Work required:
Every record below should be printed exactly as it appears.

Dataset rows describing interfaces:

- Opening Delimiter -

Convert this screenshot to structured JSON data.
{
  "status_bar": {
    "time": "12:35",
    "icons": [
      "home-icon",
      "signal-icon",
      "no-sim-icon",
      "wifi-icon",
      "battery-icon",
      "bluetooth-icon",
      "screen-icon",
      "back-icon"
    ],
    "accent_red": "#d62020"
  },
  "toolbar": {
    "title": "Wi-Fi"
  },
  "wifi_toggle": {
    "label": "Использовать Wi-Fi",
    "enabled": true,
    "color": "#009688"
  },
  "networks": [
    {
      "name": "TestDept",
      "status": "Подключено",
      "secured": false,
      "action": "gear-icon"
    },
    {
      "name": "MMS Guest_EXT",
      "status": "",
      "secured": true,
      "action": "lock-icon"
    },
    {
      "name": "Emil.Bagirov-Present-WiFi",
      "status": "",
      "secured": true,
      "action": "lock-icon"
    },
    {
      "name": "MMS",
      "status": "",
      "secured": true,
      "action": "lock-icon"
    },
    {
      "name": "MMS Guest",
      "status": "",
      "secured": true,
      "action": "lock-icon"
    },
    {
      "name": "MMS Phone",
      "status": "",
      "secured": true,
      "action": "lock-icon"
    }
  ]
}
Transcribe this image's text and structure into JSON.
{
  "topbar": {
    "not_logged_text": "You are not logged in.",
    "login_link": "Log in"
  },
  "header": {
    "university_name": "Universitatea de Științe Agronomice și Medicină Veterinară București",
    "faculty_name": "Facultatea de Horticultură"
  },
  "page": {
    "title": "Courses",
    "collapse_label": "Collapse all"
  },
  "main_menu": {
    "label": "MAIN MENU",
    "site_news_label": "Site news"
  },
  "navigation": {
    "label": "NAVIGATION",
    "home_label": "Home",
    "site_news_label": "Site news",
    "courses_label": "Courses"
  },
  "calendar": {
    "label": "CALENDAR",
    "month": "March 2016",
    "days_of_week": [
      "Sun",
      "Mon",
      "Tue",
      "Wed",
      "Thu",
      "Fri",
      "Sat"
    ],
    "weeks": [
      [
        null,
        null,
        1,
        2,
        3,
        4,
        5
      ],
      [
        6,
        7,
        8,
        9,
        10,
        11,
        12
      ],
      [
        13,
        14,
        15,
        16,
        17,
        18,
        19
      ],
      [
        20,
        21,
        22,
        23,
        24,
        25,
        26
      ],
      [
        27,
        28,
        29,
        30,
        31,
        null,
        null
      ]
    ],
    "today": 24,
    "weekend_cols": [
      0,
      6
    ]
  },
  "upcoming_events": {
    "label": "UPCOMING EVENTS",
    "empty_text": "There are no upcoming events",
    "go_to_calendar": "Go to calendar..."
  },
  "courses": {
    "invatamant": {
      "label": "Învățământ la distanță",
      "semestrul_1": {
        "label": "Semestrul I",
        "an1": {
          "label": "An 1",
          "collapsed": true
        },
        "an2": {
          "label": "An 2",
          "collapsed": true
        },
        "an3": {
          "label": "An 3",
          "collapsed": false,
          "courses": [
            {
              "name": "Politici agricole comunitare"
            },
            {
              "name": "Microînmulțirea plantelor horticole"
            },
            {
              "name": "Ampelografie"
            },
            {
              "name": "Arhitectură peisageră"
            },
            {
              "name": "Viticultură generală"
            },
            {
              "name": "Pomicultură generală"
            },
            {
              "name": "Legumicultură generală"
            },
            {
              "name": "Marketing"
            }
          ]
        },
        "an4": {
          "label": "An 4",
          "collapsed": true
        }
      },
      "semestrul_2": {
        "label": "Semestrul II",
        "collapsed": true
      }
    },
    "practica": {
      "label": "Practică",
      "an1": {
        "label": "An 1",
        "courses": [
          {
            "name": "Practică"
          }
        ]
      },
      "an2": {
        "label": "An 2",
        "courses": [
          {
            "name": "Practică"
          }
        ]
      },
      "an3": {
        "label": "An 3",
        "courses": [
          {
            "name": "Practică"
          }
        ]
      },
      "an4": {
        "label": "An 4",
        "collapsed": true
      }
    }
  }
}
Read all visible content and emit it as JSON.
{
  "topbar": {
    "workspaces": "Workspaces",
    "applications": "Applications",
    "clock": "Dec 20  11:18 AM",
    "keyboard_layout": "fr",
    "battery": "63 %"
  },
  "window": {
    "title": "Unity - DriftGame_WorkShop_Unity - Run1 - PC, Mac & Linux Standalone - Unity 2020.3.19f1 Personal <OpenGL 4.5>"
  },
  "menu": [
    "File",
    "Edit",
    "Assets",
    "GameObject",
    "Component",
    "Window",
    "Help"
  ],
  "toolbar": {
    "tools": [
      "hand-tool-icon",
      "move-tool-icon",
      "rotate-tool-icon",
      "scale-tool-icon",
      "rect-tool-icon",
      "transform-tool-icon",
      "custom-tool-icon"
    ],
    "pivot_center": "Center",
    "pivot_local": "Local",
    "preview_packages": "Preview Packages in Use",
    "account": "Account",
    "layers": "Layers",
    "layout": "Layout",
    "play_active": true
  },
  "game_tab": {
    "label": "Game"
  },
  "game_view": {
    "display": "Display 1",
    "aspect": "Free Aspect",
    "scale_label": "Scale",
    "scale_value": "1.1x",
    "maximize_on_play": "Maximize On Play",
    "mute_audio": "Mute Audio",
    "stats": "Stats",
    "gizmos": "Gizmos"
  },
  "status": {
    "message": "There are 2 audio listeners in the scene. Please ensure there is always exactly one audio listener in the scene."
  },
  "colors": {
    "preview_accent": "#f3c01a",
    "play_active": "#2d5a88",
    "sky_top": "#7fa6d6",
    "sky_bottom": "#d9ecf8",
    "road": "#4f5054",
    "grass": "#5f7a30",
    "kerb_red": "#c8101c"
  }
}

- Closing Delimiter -

Reply to the exercise:
Convert this screenshot to structured JSON data.
{
  "status_bar": {
    "time": "12:35",
    "icons": [
      "home-icon",
      "signal-icon",
      "no-sim-icon",
      "wifi-icon",
      "battery-icon",
      "bluetooth-icon",
      "screen-icon",
      "back-icon"
    ],
    "accent_red": "#d62020"
  },
  "toolbar": {
    "title": "Wi-Fi"
  },
  "wifi_toggle": {
    "label": "Использовать Wi-Fi",
    "enabled": true,
    "color": "#009688"
  },
  "networks": [
    {
      "name": "TestDept",
      "status": "Подключено",
      "secured": false,
      "action": "gear-icon"
    },
    {
      "name": "MMS Guest_EXT",
      "status": "",
      "secured": true,
      "action": "lock-icon"
    },
    {
      "name": "Emil.Bagirov-Present-WiFi",
      "status": "",
      "secured": true,
      "action": "lock-icon"
    },
    {
      "name": "MMS",
      "status": "",
      "secured": true,
      "action": "lock-icon"
    },
    {
      "name": "MMS Guest",
      "status": "",
      "secured": true,
      "action": "lock-icon"
    },
    {
      "name": "MMS Phone",
      "status": "",
      "secured": true,
      "action": "lock-icon"
    }
  ]
}
Transcribe this image's text and structure into JSON.
{
  "topbar": {
    "not_logged_text": "You are not logged in.",
    "login_link": "Log in"
  },
  "header": {
    "university_name": "Universitatea de Științe Agronomice și Medicină Veterinară București",
    "faculty_name": "Facultatea de Horticultură"
  },
  "page": {
    "title": "Courses",
    "collapse_label": "Collapse all"
  },
  "main_menu": {
    "label": "MAIN MENU",
    "site_news_label": "Site news"
  },
  "navigation": {
    "label": "NAVIGATION",
    "home_label": "Home",
    "site_news_label": "Site news",
    "courses_label": "Courses"
  },
  "calendar": {
    "label": "CALENDAR",
    "month": "March 2016",
    "days_of_week": [
      "Sun",
      "Mon",
      "Tue",
      "Wed",
      "Thu",
      "Fri",
      "Sat"
    ],
    "weeks": [
      [
        null,
        null,
        1,
        2,
        3,
        4,
        5
      ],
      [
        6,
        7,
        8,
        9,
        10,
        11,
        12
      ],
      [
        13,
        14,
        15,
        16,
        17,
        18,
        19
      ],
      [
        20,
        21,
        22,
        23,
        24,
        25,
        26
      ],
      [
        27,
        28,
        29,
        30,
        31,
        null,
        null
      ]
    ],
    "today": 24,
    "weekend_cols": [
      0,
      6
    ]
  },
  "upcoming_events": {
    "label": "UPCOMING EVENTS",
    "empty_text": "There are no upcoming events",
    "go_to_calendar": "Go to calendar..."
  },
  "courses": {
    "invatamant": {
      "label": "Învățământ la distanță",
      "semestrul_1": {
        "label": "Semestrul I",
        "an1": {
          "label": "An 1",
          "collapsed": true
        },
        "an2": {
          "label": "An 2",
          "collapsed": true
        },
        "an3": {
          "label": "An 3",
          "collapsed": false,
          "courses": [
            {
              "name": "Politici agricole comunitare"
            },
            {
              "name": "Microînmulțirea plantelor horticole"
            },
            {
              "name": "Ampelografie"
            },
            {
              "name": "Arhitectură peisageră"
            },
            {
              "name": "Viticultură generală"
            },
            {
              "name": "Pomicultură generală"
            },
            {
              "name": "Legumicultură generală"
            },
            {
              "name": "Marketing"
            }
          ]
        },
        "an4": {
          "label": "An 4",
          "collapsed": true
        }
      },
      "semestrul_2": {
        "label": "Semestrul II",
        "collapsed": true
      }
    },
    "practica": {
      "label": "Practică",
      "an1": {
        "label": "An 1",
        "courses": [
          {
            "name": "Practică"
          }
        ]
      },
      "an2": {
        "label": "An 2",
        "courses": [
          {
            "name": "Practică"
          }
        ]
      },
      "an3": {
        "label": "An 3",
        "courses": [
          {
            "name": "Practică"
          }
        ]
      },
      "an4": {
        "label": "An 4",
        "collapsed": true
      }
    }
  }
}
Read all visible content and emit it as JSON.
{
  "topbar": {
    "workspaces": "Workspaces",
    "applications": "Applications",
    "clock": "Dec 20  11:18 AM",
    "keyboard_layout": "fr",
    "battery": "63 %"
  },
  "window": {
    "title": "Unity - DriftGame_WorkShop_Unity - Run1 - PC, Mac & Linux Standalone - Unity 2020.3.19f1 Personal <OpenGL 4.5>"
  },
  "menu": [
    "File",
    "Edit",
    "Assets",
    "GameObject",
    "Component",
    "Window",
    "Help"
  ],
  "toolbar": {
    "tools": [
      "hand-tool-icon",
      "move-tool-icon",
      "rotate-tool-icon",
      "scale-tool-icon",
      "rect-tool-icon",
      "transform-tool-icon",
      "custom-tool-icon"
    ],
    "pivot_center": "Center",
    "pivot_local": "Local",
    "preview_packages": "Preview Packages in Use",
    "account": "Account",
    "layers": "Layers",
    "layout": "Layout",
    "play_active": true
  },
  "game_tab": {
    "label": "Game"
  },
  "game_view": {
    "display": "Display 1",
    "aspect": "Free Aspect",
    "scale_label": "Scale",
    "scale_value": "1.1x",
    "maximize_on_play": "Maximize On Play",
    "mute_audio": "Mute Audio",
    "stats": "Stats",
    "gizmos": "Gizmos"
  },
  "status": {
    "message": "There are 2 audio listeners in the scene. Please ensure there is always exactly one audio listener in the scene."
  },
  "colors": {
    "preview_accent": "#f3c01a",
    "play_active": "#2d5a88",
    "sky_top": "#7fa6d6",
    "sky_bottom": "#d9ecf8",
    "road": "#4f5054",
    "grass": "#5f7a30",
    "kerb_red": "#c8101c"
  }
}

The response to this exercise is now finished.